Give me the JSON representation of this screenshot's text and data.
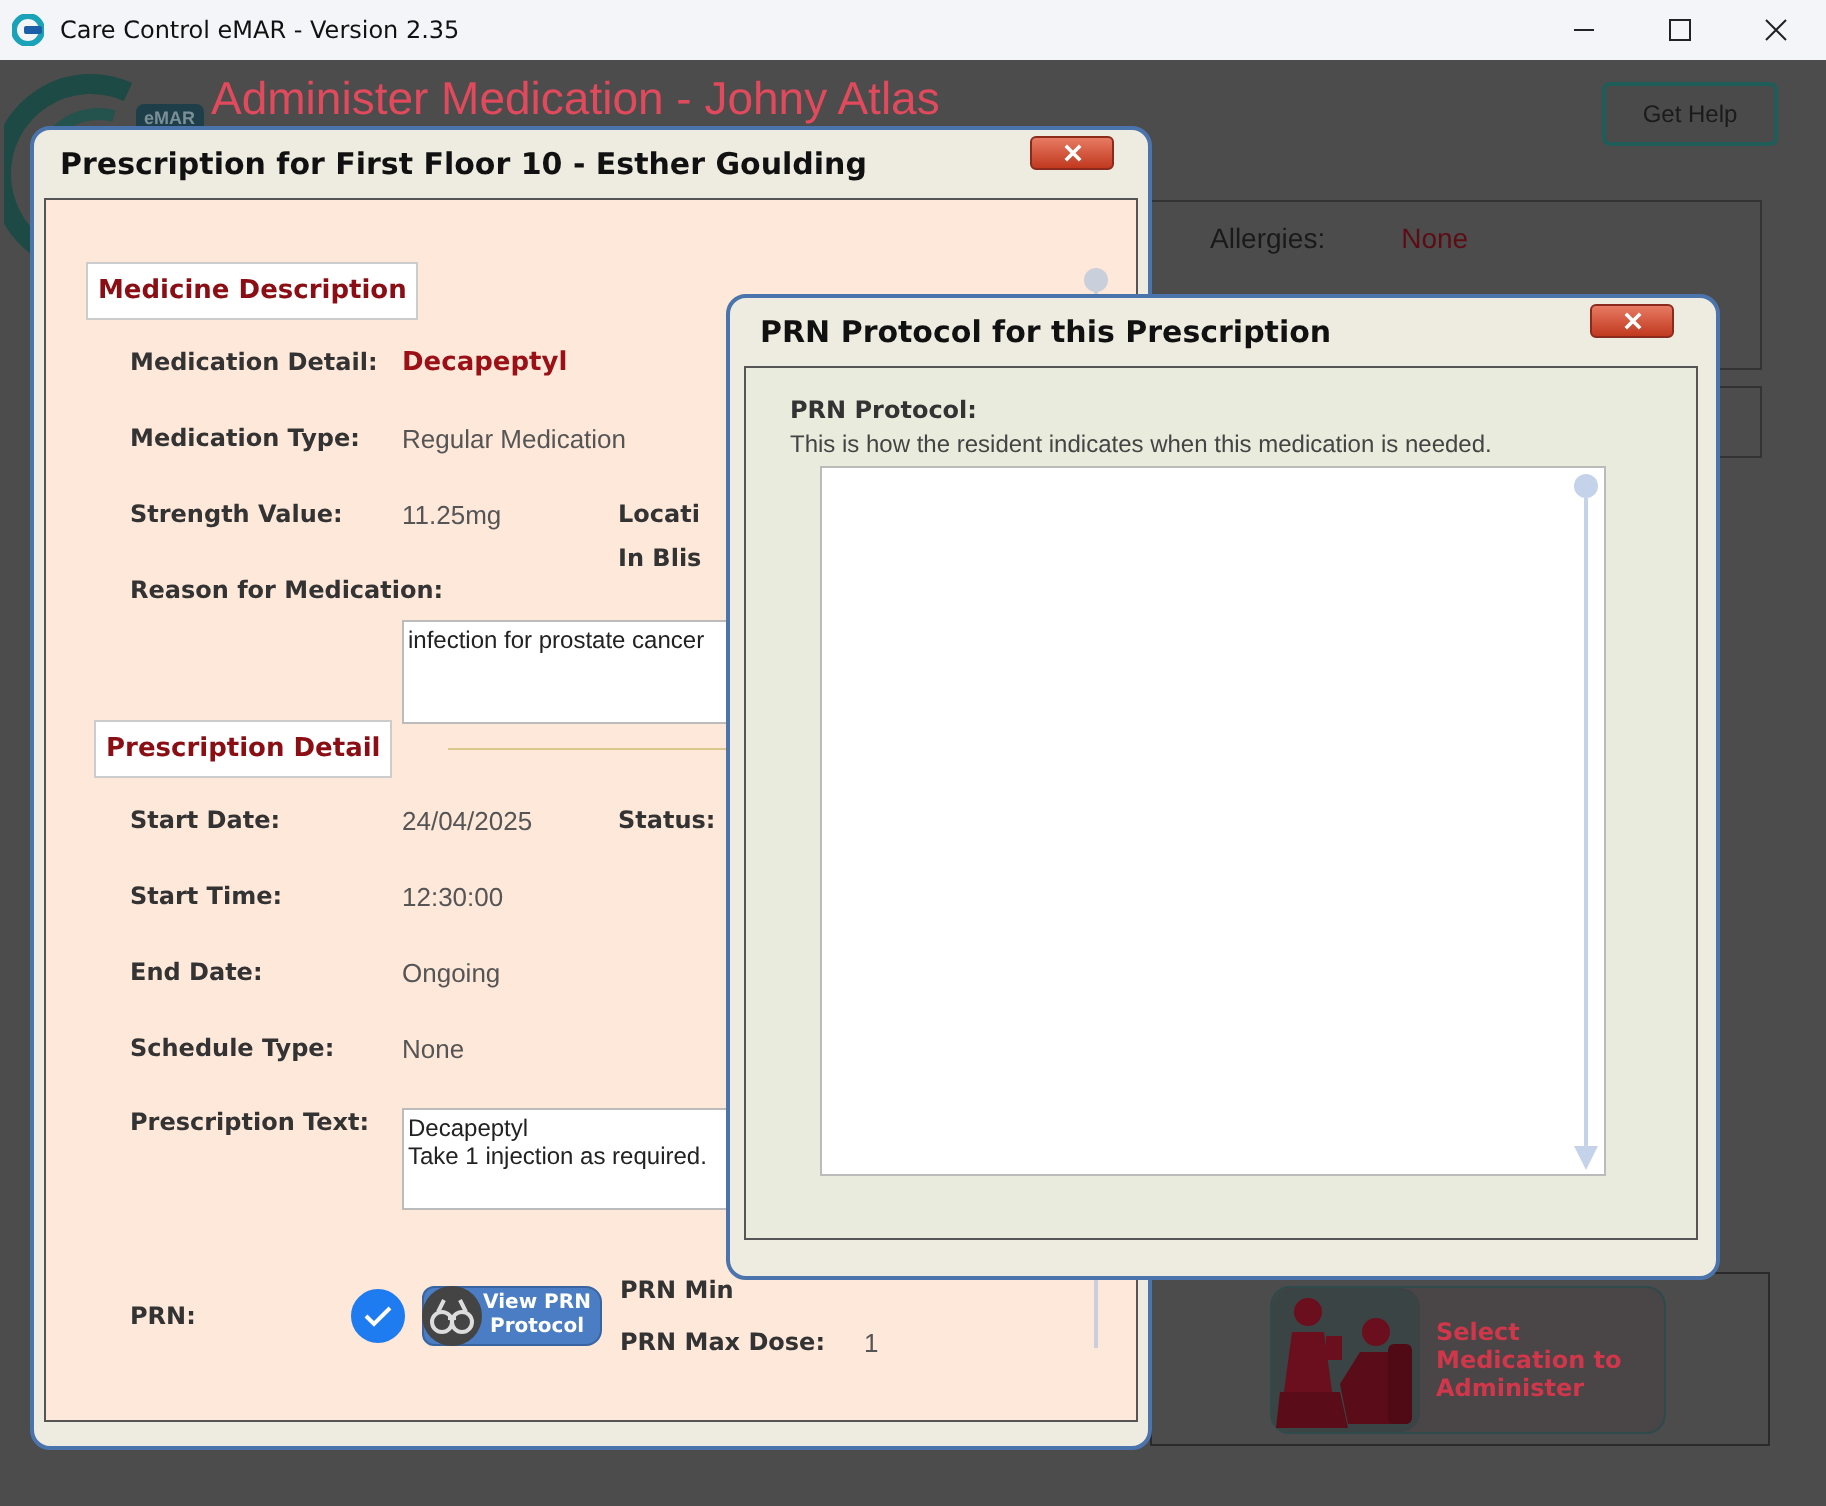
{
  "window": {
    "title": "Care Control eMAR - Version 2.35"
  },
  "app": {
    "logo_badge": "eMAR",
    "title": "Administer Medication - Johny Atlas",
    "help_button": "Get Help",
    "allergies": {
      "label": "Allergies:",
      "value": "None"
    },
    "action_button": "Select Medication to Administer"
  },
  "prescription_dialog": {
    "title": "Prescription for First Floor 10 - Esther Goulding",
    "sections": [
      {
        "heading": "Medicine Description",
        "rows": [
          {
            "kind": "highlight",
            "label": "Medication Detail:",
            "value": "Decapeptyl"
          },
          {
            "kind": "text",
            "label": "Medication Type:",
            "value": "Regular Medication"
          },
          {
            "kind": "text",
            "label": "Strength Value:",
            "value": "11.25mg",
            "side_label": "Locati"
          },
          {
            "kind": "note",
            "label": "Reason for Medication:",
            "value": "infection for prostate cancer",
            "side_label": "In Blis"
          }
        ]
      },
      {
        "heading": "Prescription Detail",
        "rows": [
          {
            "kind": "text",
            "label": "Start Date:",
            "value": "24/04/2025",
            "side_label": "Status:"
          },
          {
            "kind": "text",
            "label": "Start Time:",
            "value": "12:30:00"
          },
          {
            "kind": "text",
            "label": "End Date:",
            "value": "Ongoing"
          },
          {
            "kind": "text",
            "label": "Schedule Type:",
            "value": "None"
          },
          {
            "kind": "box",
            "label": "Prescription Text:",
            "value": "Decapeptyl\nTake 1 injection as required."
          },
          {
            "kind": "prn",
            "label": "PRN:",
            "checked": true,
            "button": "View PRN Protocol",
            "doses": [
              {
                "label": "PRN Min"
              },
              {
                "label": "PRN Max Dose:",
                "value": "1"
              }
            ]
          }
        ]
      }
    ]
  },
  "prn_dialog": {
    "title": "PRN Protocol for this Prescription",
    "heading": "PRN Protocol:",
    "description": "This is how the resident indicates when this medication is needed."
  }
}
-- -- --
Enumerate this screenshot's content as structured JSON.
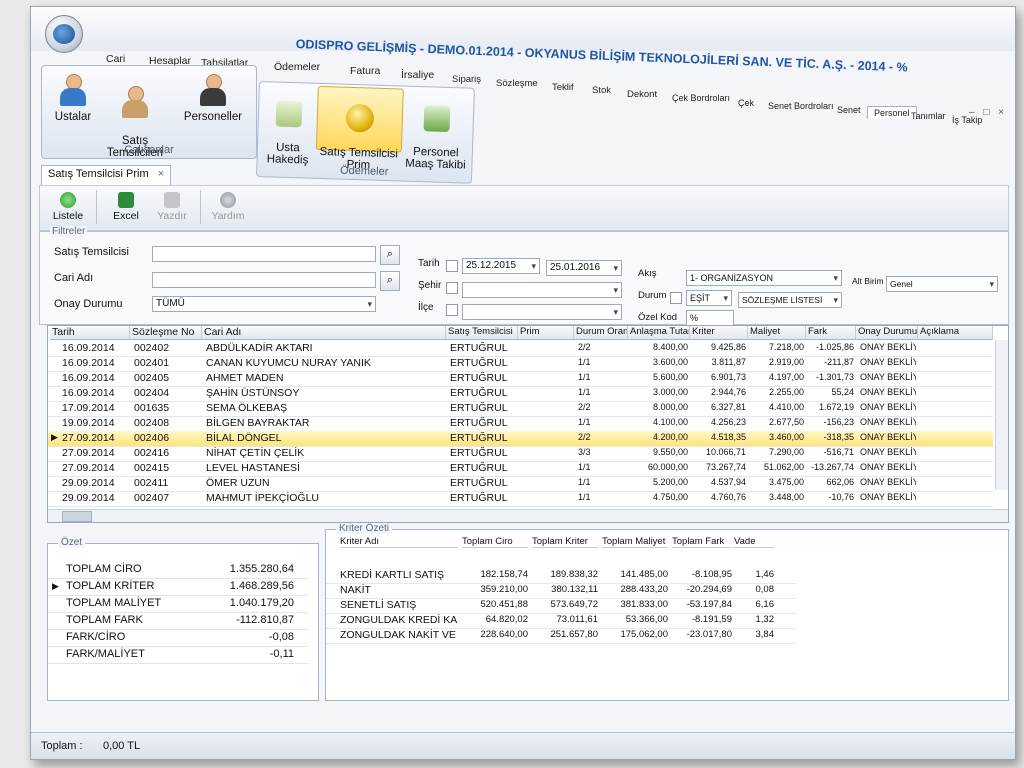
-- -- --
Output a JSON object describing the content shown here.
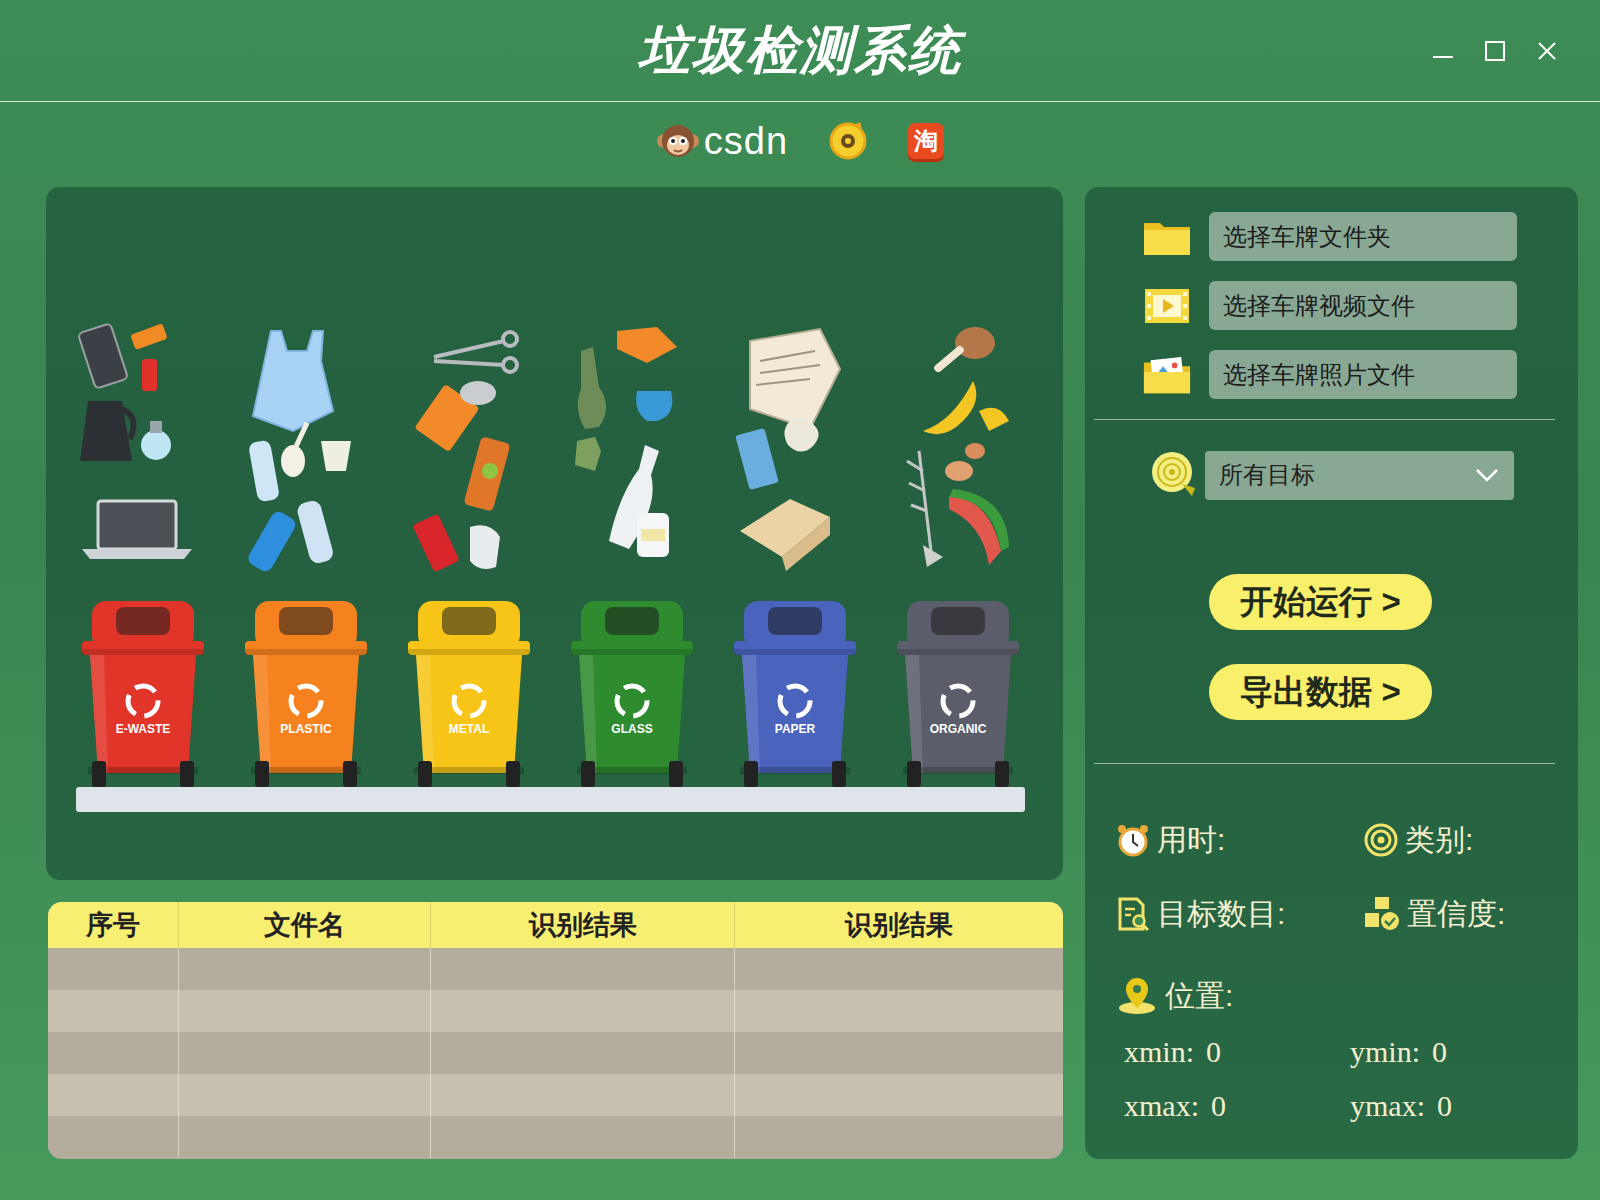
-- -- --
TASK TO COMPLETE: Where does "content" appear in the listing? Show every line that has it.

ANSWER:
Enumerate this screenshot's content as structured JSON.
Output a JSON object describing the content shown here.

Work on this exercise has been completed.